Guiding Principles

Take the initiative

It will be difficult to understand how everything works by sitting quietly. There are no marching orders delivered to you on a daily basis, so the only sure way to figure things out is to take the initiative and to talk to people. Ask questions during calls, send messages in the company’s chat channels, and reach out to people outside your project for advice. Your colleagues have open calendars. See what they are working on and ask them to join their calls, so you can learn.

Ask for help

There is no excuse for failing quietly or assuming something doesn’t work because you couldn’t figure it out! If something isn’t clear, or you just want a second opinion, ask for help. In Hygge Companies, everyone is extremely friendly and willing to help. Post your questions in GitHub or public channels in the company’s chat. You’ll not only have a better chance of getting a quick reply, but other people can also learn along with you. There are no stupid questions, only not enough documentation.

Destroy the box

Don’t be afraid to screw up. Hygge Companies work really hard to make sure things can’t be easily broken, even from the inside. Think outside the box, try new things, push all the buttons. Hygge colleagues will always want to hear if you have a new idea or a business lead that you want to follow, even if it doesn’t necessarily fit within their current strategy or goals.


It can be great to play with shiny toys every day, but the truth is you need to focus on something for quite a while before you become good at it. Always focus on the bigger picture set out in a product or a milestone to make sure you are in sync with your colleagues’ vision. Talk to others about your goals and the framework within which you are trying to achieve them.

Baby steps

Small iterations are the way to develop within big distributed teams. Break down your tasks in small atomic pieces and achieve something every day, however insignificant it might seem. It’ll show everyone your progress and make you feel better every time you click that checkbox or change the issue label to status - done. Avoid keeping issues open for too long or bouncing them from one assignee to another.

Speak up

Voice your opinion! The best way to come to a decision is through constructive debates. Stop agreeing with each other and start being the devil’s advocate to challenge the team’s assumptions and common wisdom. Is there something that can be done better? Is there something that the team isn’t doing that they should be?

Change the rules
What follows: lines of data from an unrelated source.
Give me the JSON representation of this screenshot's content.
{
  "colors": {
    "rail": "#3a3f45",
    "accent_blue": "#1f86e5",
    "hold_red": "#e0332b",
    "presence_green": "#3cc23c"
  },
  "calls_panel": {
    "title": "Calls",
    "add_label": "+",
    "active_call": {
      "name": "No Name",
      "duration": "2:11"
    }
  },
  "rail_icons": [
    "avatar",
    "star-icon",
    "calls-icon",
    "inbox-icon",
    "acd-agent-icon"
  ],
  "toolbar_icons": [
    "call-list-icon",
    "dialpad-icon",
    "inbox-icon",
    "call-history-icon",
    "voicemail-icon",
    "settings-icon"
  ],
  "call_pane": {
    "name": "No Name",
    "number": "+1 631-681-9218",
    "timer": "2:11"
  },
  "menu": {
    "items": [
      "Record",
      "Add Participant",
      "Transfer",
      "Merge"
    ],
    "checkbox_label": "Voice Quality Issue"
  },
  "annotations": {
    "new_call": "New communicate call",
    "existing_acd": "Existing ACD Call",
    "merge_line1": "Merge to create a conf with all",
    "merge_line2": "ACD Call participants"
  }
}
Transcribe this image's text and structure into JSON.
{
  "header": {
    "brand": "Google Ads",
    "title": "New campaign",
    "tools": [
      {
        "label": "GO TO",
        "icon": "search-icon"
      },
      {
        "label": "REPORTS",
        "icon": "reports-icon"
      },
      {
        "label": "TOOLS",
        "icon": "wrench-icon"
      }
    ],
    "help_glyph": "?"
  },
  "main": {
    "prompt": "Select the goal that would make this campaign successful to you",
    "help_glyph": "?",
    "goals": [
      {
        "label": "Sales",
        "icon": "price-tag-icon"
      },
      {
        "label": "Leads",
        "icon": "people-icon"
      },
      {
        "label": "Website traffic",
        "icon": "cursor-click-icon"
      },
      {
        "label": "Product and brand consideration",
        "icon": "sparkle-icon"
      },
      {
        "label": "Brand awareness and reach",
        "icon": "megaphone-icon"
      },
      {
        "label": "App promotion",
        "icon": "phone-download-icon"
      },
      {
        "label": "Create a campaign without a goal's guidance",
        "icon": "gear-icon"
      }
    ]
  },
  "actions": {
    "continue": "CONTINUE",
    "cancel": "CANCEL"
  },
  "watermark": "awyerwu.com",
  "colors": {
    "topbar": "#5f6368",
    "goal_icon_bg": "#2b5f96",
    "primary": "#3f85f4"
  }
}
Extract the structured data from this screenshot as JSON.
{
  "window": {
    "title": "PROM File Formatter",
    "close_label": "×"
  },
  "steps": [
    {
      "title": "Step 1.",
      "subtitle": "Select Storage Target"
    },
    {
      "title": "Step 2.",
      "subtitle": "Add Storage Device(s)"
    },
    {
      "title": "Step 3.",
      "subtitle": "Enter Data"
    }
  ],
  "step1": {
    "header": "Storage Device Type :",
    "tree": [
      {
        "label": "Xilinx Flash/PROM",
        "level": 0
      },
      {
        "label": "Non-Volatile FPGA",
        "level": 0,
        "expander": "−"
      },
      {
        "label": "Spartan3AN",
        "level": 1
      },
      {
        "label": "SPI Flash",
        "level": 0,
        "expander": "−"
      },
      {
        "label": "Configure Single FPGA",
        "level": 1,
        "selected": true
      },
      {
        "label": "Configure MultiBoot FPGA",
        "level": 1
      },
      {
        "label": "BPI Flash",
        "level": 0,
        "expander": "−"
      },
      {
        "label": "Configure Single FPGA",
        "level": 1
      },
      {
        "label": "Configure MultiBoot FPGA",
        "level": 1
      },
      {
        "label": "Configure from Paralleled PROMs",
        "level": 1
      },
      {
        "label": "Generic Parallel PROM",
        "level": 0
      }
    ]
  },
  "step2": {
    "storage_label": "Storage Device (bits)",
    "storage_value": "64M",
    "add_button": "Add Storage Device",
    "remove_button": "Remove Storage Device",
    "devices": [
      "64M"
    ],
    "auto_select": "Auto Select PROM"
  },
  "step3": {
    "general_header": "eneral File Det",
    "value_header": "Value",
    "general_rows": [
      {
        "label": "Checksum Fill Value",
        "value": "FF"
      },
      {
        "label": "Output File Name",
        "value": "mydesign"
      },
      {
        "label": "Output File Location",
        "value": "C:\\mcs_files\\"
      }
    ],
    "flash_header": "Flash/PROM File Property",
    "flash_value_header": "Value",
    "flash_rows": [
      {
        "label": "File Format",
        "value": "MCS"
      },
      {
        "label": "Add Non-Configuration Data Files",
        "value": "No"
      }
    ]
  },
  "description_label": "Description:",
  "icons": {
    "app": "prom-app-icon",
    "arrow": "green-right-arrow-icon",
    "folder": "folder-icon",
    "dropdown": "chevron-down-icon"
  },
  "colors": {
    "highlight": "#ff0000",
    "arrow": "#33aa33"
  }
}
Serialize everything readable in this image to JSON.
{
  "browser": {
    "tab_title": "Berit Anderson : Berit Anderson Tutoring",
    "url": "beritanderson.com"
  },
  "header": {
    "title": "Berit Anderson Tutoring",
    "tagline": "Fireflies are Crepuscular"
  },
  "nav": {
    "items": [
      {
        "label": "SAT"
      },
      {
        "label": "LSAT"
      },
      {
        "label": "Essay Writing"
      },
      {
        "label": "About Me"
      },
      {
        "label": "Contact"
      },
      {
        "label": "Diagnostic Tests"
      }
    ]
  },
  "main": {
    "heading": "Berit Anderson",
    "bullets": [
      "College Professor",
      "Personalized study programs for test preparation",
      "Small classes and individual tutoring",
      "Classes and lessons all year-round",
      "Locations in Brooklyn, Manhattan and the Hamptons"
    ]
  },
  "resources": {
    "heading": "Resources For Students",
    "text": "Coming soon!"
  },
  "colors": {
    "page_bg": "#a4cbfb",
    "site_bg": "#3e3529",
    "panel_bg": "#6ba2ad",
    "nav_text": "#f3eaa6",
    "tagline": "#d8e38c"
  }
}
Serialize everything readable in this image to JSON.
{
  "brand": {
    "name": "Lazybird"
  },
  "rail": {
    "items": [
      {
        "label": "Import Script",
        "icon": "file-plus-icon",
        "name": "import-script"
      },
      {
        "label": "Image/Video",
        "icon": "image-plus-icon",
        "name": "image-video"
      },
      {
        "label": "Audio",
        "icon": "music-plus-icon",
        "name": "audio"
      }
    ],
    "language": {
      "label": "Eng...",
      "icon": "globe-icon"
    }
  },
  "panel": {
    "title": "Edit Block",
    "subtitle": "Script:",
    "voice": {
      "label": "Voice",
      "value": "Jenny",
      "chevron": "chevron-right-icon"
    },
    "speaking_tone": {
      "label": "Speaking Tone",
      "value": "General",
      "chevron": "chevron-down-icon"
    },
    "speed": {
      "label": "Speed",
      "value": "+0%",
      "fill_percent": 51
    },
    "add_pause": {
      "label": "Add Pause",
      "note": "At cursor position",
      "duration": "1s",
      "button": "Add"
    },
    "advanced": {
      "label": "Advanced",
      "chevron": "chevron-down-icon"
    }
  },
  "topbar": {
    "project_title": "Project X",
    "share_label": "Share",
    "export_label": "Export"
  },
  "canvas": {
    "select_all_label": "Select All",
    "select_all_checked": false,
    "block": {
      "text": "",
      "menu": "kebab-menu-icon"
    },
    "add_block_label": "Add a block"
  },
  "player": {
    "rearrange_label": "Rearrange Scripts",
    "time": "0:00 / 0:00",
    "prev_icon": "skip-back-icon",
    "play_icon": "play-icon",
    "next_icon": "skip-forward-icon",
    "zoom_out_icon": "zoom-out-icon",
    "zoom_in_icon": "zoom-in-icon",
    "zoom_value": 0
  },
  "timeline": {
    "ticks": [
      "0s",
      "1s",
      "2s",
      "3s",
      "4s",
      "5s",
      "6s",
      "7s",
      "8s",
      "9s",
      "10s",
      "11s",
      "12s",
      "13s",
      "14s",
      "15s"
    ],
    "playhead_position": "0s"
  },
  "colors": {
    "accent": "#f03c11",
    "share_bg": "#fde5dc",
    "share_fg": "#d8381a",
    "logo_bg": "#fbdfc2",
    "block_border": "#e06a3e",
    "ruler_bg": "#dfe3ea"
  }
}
Nothing is set in stone. Hygge Work Culture can change and adapt as we learn more about new technologies and working together. Take the initiative and suggest a change by creating your repository branch, and making a pull request to the main branch. It’ll give everyone an opportunity to debate it before the change gets pushed onto everyone.

SWAT vs Gunslingers vs Police Officers

SWAT vs Gunslingers vs Police Officers

SWAT teams show up all together in full gear no matter what. They bring enough weapons and ammo to occupy a small village. They bust doors and windows without checking if they are unlocked. They don’t care how much it costs them to arrest a pothead or to repair the damage they cause doing it.

Gunslingers think they can shoot everyone in the village by themselves. They rarely have a plan, mention their vast “experience” often, and rely on their marksmanship skills. They don’t communicate with anyone and often shoot bystanders.

Police officers always follow the plan and tell the dispatcher if they want to investigate something off the beaten path. They update their dispatcher on any developments. Police officers use common sense and department priorities when choosing the car to pull over. They do their research and run the license plate before approaching the vehicle. Police officers don’t write tickets together, but they often request backup to have someone cover them if the situation escalates and help each other without getting in the crossfire. Police officers are also mindful of the costs and call for air support only in critical situations. Their most valuable quality is the ability to follow rules and guidelines in stressful situations.

Always default to the police officer approach.